▶ [Your assignment] Each record that follows should be duplicated exactly, except for its pictures.

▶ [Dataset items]
┌──

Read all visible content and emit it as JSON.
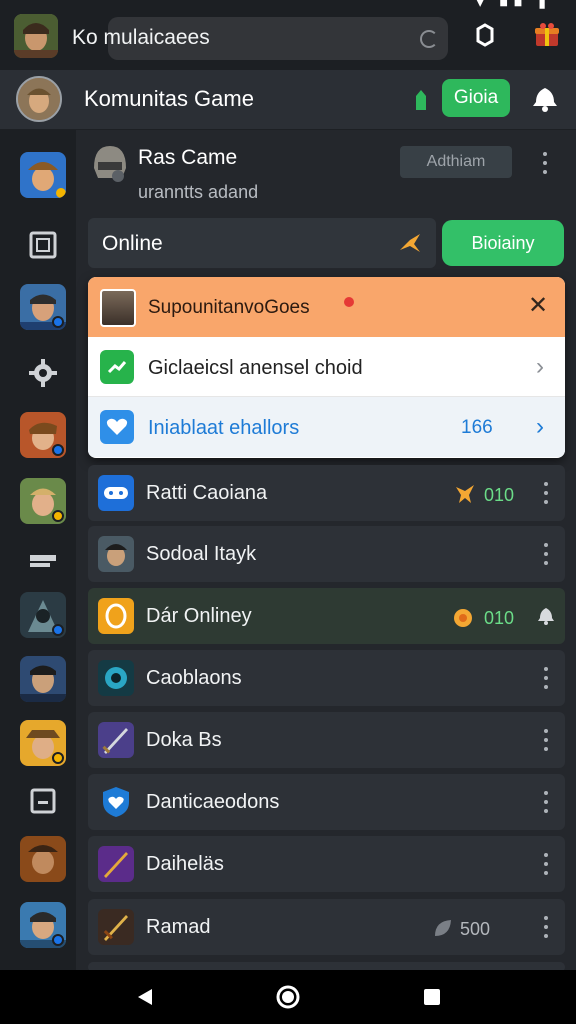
{
  "search": {
    "title": "Ko mulaicaees"
  },
  "header": {
    "title": "Komunitas Game",
    "action_label": "Gioia"
  },
  "game": {
    "title": "Ras Came",
    "subtitle": "uranntts adand",
    "button_label": "Adthiam"
  },
  "online": {
    "label": "Online",
    "button_label": "Bioiainy"
  },
  "popup": {
    "title": "SupounitanvoGoes",
    "row1_label": "Giclaeicsl anensel choid",
    "row2_label": "Iniablaat ehallors",
    "row2_count": "166"
  },
  "list": [
    {
      "label": "Ratti Caoiana",
      "count": "010",
      "icon": "gamepad-icon"
    },
    {
      "label": "Sodoal Itayk",
      "count": "",
      "icon": "avatar-icon"
    },
    {
      "label": "Dár Onliney",
      "count": "010",
      "icon": "coin-icon"
    },
    {
      "label": "Caoblaons",
      "count": "",
      "icon": "robot-icon"
    },
    {
      "label": "Doka Bs",
      "count": "",
      "icon": "sword-icon"
    },
    {
      "label": "Danticaeodons",
      "count": "",
      "icon": "heart-shield-icon"
    },
    {
      "label": "Daiheläs",
      "count": "",
      "icon": "magic-sword-icon"
    },
    {
      "label": "Ramad",
      "count": "500",
      "icon": "sword-icon"
    }
  ],
  "colors": {
    "accent_green": "#2eb85c",
    "popup_header": "#f9a66b",
    "link_blue": "#1e7bd6"
  }
}
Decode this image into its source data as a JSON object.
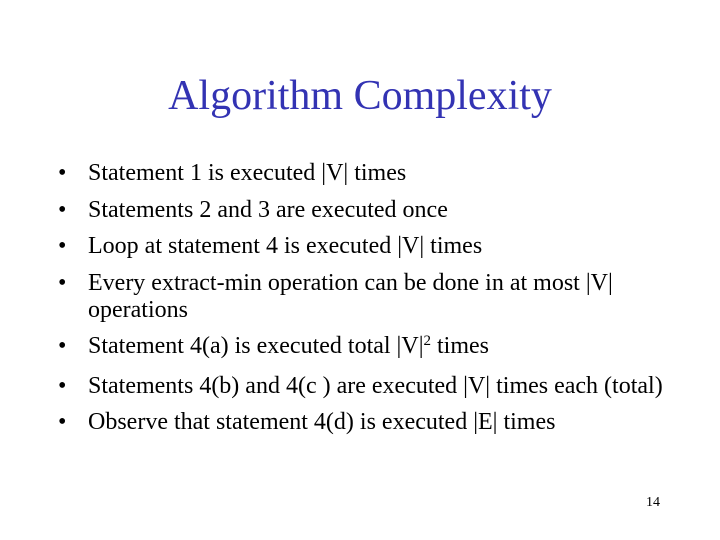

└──

▶ [Output of the exercise]
Read all visible content and emit it as JSON.
{
  "search": {
    "title": "Ko mulaicaees"
  },
  "header": {
    "title": "Komunitas Game",
    "action_label": "Gioia"
  },
  "game": {
    "title": "Ras Came",
    "subtitle": "uranntts adand",
    "button_label": "Adthiam"
  },
  "online": {
    "label": "Online",
    "button_label": "Bioiainy"
  },
  "popup": {
    "title": "SupounitanvoGoes",
    "row1_label": "Giclaeicsl anensel choid",
    "row2_label": "Iniablaat ehallors",
    "row2_count": "166"
  },
  "list": [
    {
      "label": "Ratti Caoiana",
      "count": "010",
      "icon": "gamepad-icon"
    },
    {
      "label": "Sodoal Itayk",
      "count": "",
      "icon": "avatar-icon"
    },
    {
      "label": "Dár Onliney",
      "count": "010",
      "icon": "coin-icon"
    },
    {
      "label": "Caoblaons",
      "count": "",
      "icon": "robot-icon"
    },
    {
      "label": "Doka Bs",
      "count": "",
      "icon": "sword-icon"
    },
    {
      "label": "Danticaeodons",
      "count": "",
      "icon": "heart-shield-icon"
    },
    {
      "label": "Daiheläs",
      "count": "",
      "icon": "magic-sword-icon"
    },
    {
      "label": "Ramad",
      "count": "500",
      "icon": "sword-icon"
    }
  ],
  "colors": {
    "accent_green": "#2eb85c",
    "popup_header": "#f9a66b",
    "link_blue": "#1e7bd6"
  }
}
Decode this image into its source data as a JSON object.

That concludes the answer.